Turkey is socially and politically very unconventional; for one thing the military has on four occasions deposed the national government and forced it to adhere to the constitution which it holds dear. Unlike most other military establishments this one doesn't consider the constitution to be a pesky document that gets in the way of their path to power. They consider it their raison d'etre to protect it.
I am strongly in favour of secularism. I don't think there's much wisdom in mixing the church with the state. So one would guess that the recent presidential ascendancy in Turkey should trouble me. It does not trouble me because I think that the people have strongly supported the AKP not because they necessarily crave a government that mixes faith and politics but because they have been given so few reliable and honest politicians from which to choose.
The secularist parties much like the Federal Liberals here in Canada had become much too comfortable in their position as the natural governing option. While the constitution and reforms brought forth by Ataturk in 1923 were impressive and necessary at the time they are clung to by the secularists with even more vigour than a religious zealot clings to his scriptures. If Turkey wants to join the European union (and most of the population strongly does so) then they need to realize that the tenets of Western Liberal Democracy can supersede the proclamations of Ataturk who it must be admitted was not infallible. His innovations, it could be argued were right for the time but can be improved upon and therefore must be subject to criticism.
Along with the comfort and ease of power came the temptation of corruption.
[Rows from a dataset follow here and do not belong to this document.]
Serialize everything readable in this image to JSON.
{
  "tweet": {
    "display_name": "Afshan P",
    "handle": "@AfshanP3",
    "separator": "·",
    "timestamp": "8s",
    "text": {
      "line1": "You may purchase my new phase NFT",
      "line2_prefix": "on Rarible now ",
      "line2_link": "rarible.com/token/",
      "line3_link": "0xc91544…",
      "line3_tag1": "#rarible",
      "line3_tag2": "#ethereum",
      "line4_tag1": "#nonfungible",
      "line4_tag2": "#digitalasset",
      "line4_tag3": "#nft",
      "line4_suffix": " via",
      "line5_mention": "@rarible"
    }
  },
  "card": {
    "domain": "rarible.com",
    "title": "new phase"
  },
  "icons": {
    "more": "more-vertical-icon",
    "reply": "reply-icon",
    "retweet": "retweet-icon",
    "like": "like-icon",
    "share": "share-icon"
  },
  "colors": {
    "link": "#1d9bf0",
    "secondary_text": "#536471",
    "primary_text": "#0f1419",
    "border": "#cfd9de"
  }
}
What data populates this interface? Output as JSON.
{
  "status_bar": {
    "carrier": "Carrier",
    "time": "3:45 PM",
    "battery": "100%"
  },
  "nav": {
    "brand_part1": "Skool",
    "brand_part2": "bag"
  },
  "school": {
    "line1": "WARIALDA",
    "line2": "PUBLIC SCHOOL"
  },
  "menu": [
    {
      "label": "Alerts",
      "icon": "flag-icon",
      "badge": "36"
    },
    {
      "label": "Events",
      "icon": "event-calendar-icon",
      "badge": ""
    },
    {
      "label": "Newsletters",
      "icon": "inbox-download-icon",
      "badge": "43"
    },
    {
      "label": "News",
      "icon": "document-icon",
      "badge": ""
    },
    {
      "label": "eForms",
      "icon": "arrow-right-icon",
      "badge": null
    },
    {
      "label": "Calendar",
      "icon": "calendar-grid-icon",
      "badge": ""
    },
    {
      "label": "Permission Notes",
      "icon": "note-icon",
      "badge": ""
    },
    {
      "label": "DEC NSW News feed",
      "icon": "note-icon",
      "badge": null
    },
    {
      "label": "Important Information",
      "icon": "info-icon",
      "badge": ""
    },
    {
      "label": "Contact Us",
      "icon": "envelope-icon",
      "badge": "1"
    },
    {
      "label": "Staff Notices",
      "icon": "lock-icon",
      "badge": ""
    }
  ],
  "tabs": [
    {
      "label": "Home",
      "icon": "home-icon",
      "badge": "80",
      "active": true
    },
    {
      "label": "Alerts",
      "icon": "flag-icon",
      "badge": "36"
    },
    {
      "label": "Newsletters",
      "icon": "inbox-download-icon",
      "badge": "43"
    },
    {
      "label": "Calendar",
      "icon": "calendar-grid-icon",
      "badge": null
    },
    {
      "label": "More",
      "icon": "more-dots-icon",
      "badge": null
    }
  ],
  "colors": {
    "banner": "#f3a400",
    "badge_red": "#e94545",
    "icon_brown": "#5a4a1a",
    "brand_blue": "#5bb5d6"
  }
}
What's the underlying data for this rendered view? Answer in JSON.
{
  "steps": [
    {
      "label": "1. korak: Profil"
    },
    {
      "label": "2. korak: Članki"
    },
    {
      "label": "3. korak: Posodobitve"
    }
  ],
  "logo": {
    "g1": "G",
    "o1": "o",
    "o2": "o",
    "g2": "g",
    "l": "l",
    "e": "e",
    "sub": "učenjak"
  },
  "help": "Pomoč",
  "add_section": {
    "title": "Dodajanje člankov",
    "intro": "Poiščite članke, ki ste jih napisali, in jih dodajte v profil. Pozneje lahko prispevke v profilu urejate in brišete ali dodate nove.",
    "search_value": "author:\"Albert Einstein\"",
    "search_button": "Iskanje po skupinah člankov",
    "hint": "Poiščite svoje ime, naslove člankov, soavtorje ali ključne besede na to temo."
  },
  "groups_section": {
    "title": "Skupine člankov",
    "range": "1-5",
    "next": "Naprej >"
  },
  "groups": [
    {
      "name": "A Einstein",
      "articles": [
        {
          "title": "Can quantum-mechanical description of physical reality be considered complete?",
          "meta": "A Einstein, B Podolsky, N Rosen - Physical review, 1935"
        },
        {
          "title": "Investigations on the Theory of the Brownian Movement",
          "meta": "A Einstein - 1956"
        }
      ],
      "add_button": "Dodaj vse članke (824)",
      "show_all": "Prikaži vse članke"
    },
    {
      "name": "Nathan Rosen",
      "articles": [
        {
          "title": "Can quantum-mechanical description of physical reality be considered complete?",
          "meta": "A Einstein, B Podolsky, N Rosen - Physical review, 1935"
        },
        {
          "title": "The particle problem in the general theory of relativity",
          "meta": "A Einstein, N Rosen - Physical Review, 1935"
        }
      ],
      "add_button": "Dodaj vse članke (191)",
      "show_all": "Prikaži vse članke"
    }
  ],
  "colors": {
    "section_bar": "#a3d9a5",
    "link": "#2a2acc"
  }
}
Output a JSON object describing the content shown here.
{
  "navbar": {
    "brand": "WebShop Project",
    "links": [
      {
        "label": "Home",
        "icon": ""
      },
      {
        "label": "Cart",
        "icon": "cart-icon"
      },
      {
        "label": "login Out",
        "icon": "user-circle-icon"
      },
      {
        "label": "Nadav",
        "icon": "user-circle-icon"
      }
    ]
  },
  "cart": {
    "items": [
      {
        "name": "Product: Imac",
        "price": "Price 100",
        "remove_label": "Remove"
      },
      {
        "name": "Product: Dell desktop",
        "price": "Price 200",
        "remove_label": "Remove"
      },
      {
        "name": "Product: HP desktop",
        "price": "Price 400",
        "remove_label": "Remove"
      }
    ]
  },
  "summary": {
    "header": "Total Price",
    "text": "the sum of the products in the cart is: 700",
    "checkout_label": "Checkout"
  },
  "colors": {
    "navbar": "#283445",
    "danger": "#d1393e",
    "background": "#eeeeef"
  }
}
It should be admitted that the rich and the powerful have for decades colluded in corrupt practices that have fleeced the average Turkish citizen of their deserved economic success. Their untiring work ethic has largely been wasted by scandal after scandal in which those in power made it very easy for those with the purse-strings to abscond with the country's liquid resources and to do so with relative impunity. This gave the secularist parties a bad name and the poor not surprisingly flocked to their shepherds.
Recep Erdogan and his chosen President Abdullah Gul are probably no more frighteningly Muslim than Stephen Harper is frighteningly Christian. They all knew how to seek favour with voters to oust a naturally governing party: they did so by giving the voters an option to sweep aside an establishment that was shown to be too comfortable in power and too prone to corruption. Ironically in Turkey it took the efforts of a so-called Islamist party to truly put into practice the various virtues of Western Democracy. Those previously in power, despite being ostensibly advocates of right-leaning capitalist thinking, had no interest in true competition because having already the most they had the most to lose through it's introduction.
There has been a long tradition of Christian Democrat parties in Europe who despite their religious sounding names have upheld the values of Liberalism and I propose that the party in power in Turkey be labeled similarly as Muslim Democrats. If we could somehow keep those corrupt politicians from using the electoral process for their own personal economic enrichment instead of the enrichment of their people then the people wouldn't have to resort to voting in religiously linked parties to oust those same corrupt politicians.